|Address:||Vicinity of Sallisaw, Oklahoma||County:||Sequoyah|
Sequoyah’s home site contains three WPA-built structures: a wall, a water tower base, and a museum building. The three and one-half foot tall wall is constructed of uncut native stone and completely encompasses the ten acre property. Its masonry is in excellent condition.
The base for the water tower on the property has a circumference of 49 feet. It has two large windows and one door.
The building on the property is essentially rectangular and was constructed to cover Sequoyah’s original log cabin. The construction material is untooled native stone, while the roof is gabled. The front entryway is recessed beneath a small gable porch enclosed on the sides by rockwork. The large windows have metal encased panes and concrete sills.
SIGNIFICANCE: 1936; builder/architect: Willard Stone
WPA appropriations in 1936 helped to reconstruct the log cabin of the Cherokee “Cadmus” Sequoyah–inventor of the incomparable Cherokee Syllabary–and to enclose it in an appropriate structure.

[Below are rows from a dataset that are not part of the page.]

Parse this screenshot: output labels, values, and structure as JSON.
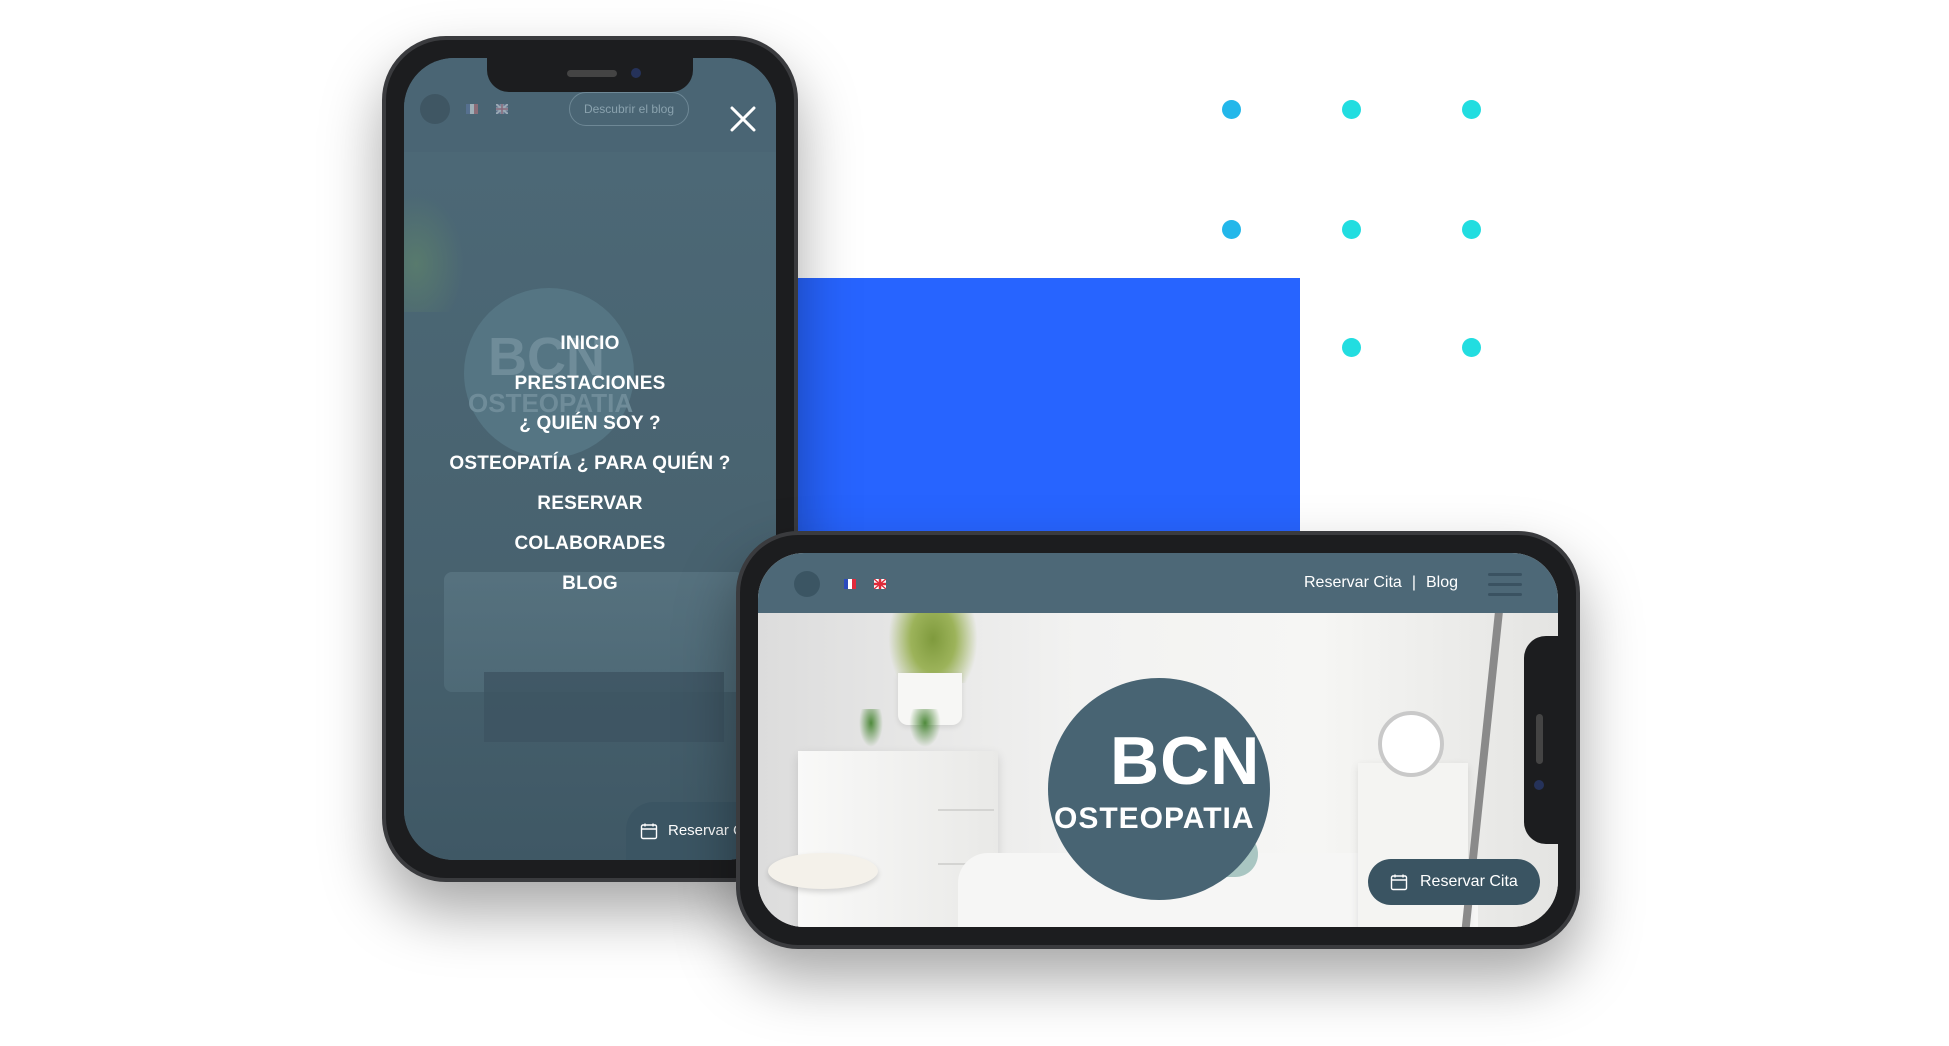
{
  "colors": {
    "accent_blue": "#2764ff",
    "dot_cyan": "#22dde0",
    "dot_blue": "#23b7ea",
    "overlay_teal": "#4e6b7a",
    "header_slate": "#4d6877"
  },
  "portrait": {
    "blog_button": "Descubrir el blog",
    "menu": [
      {
        "label": "INICIO"
      },
      {
        "label": "PRESTACIONES"
      },
      {
        "label": "¿ QUIÉN SOY ?"
      },
      {
        "label": "OSTEOPATÍA ¿ PARA QUIÉN ?"
      },
      {
        "label": "RESERVAR"
      },
      {
        "label": "COLABORADES"
      },
      {
        "label": "BLOG"
      }
    ],
    "cta": "Reservar Cita",
    "bg_logo_big": "BCN",
    "bg_logo_small": "OSTEOPATIA"
  },
  "landscape": {
    "nav_reserve": "Reservar Cita",
    "nav_separator": "|",
    "nav_blog": "Blog",
    "logo_big": "BCN",
    "logo_small": "OSTEOPATIA",
    "cta": "Reservar Cita"
  }
}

Since the facility and grounds are already listed as a National Historic Landmark, it was thought senseless to nominate it formally to the National Register.
VERBAL BOUNDARY DESCRIPTION: N 1/2, NE 1/4, NW 1/4 of Sec. 15, T 12 N, R 25 E
- Oklahoma Landmarks Inventory Nomination
- The New York Times: “MEMORIAL HONORS A CHEROKEE,” Dec. 5, 1937 (pg. 233)
- The Democrat-American from Sallisaw, Oklahoma, June 11, 1936 (pg. 9)
- Wikipedia Article